Exercise goal: Where a line in the material below has the string "this", please report it.

Provided entries:

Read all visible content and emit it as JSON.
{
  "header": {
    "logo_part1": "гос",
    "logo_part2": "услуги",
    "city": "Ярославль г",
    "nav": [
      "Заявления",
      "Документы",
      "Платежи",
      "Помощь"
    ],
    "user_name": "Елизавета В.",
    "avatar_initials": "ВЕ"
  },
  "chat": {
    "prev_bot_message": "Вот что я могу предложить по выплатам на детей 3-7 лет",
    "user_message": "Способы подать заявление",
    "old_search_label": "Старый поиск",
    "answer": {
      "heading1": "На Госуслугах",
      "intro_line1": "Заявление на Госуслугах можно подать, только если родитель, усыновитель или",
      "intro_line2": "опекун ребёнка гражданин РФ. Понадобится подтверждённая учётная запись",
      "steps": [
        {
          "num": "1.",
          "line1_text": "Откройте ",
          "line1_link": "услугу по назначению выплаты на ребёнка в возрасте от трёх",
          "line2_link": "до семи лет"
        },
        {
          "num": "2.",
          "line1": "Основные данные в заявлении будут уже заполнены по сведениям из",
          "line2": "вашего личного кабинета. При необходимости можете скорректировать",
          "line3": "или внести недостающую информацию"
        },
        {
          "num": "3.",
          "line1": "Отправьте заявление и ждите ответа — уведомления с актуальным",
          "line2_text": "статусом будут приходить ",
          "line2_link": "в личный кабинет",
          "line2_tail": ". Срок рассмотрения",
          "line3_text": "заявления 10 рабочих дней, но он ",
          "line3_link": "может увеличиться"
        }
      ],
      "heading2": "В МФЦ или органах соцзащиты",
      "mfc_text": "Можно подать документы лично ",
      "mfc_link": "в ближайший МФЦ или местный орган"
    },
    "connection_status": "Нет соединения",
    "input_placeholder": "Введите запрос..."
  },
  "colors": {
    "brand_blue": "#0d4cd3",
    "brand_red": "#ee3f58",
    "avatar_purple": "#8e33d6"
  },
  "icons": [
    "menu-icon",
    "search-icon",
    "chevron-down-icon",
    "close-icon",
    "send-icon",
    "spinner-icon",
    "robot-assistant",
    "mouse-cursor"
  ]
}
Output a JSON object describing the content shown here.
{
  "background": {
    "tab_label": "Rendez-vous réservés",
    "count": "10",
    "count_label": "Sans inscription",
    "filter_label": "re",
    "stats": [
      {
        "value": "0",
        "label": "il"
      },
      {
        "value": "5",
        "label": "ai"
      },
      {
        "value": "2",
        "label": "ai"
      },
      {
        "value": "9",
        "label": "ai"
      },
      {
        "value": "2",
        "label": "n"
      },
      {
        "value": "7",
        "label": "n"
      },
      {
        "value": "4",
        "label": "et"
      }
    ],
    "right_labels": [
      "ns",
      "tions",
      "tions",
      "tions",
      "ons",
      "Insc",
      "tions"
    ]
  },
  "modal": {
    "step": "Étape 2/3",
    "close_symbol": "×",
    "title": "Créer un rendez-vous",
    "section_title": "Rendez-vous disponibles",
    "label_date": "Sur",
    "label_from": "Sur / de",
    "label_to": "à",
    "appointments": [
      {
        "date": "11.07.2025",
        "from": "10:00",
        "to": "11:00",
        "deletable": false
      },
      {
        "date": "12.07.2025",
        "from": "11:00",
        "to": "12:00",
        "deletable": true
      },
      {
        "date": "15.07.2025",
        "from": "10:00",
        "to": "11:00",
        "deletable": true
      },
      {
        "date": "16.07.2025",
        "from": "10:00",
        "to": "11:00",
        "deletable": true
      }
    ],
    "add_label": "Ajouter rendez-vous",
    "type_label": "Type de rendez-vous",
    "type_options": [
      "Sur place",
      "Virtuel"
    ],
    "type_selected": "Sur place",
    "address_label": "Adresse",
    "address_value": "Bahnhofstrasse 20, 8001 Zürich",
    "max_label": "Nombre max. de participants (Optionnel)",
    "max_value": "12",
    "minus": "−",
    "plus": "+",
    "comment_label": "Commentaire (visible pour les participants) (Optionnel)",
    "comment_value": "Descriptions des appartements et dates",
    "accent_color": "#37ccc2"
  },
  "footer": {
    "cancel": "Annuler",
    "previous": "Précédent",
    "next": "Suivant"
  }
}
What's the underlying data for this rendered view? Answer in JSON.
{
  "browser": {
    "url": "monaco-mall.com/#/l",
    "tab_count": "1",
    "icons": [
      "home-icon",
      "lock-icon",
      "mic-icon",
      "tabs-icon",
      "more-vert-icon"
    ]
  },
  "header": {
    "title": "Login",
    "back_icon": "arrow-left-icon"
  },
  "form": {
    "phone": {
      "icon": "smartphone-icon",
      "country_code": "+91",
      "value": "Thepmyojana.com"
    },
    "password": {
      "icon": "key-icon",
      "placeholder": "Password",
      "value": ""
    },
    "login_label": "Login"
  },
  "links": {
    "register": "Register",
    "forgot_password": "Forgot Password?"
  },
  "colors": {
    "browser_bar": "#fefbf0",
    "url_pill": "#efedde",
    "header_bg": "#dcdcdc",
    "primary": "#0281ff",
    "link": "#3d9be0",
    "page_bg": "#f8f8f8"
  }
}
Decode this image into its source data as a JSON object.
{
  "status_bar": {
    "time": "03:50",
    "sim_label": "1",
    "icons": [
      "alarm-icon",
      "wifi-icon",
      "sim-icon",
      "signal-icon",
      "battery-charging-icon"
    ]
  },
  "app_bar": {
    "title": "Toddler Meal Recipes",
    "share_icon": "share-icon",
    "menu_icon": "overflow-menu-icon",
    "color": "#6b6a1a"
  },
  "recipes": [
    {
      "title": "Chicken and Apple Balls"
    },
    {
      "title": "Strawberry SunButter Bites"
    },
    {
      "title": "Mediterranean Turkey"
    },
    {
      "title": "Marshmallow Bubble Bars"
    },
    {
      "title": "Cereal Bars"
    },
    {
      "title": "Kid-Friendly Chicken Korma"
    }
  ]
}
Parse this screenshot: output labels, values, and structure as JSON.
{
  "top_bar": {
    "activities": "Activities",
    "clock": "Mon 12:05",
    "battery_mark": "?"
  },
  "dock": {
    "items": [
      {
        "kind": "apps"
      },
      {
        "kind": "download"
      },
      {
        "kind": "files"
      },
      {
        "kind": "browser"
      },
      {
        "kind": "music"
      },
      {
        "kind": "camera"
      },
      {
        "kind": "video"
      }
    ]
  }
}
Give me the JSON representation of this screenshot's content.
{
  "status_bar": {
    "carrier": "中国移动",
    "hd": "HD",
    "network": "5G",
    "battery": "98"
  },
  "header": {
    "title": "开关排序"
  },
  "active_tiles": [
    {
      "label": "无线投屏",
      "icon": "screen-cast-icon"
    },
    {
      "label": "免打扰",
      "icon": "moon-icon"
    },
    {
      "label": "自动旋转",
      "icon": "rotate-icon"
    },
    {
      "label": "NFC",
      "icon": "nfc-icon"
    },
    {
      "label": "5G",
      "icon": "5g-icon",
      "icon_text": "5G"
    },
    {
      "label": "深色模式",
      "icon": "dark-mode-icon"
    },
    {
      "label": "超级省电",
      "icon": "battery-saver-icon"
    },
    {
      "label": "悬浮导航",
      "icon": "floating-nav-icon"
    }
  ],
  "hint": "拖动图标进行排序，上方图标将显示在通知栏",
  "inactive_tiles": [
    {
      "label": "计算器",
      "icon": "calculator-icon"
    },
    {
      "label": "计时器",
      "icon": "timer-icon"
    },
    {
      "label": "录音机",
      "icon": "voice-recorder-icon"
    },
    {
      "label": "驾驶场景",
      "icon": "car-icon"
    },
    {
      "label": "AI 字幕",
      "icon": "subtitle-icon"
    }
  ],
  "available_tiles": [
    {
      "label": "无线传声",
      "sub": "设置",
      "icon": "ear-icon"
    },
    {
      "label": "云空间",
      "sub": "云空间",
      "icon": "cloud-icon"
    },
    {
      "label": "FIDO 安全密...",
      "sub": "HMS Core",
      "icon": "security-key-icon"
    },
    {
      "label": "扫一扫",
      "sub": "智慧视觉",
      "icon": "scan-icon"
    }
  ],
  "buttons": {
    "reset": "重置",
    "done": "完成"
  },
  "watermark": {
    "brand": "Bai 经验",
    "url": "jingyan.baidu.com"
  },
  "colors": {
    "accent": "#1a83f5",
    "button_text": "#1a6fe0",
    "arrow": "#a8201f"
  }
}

Exercise result:
What's the underlying data for this rendered view? Answer in JSON.
Decode this image into its source data as a JSON object.
Parse this screenshot: output labels, values, and structure as JSON.
Give me the JSON representation of this screenshot's content.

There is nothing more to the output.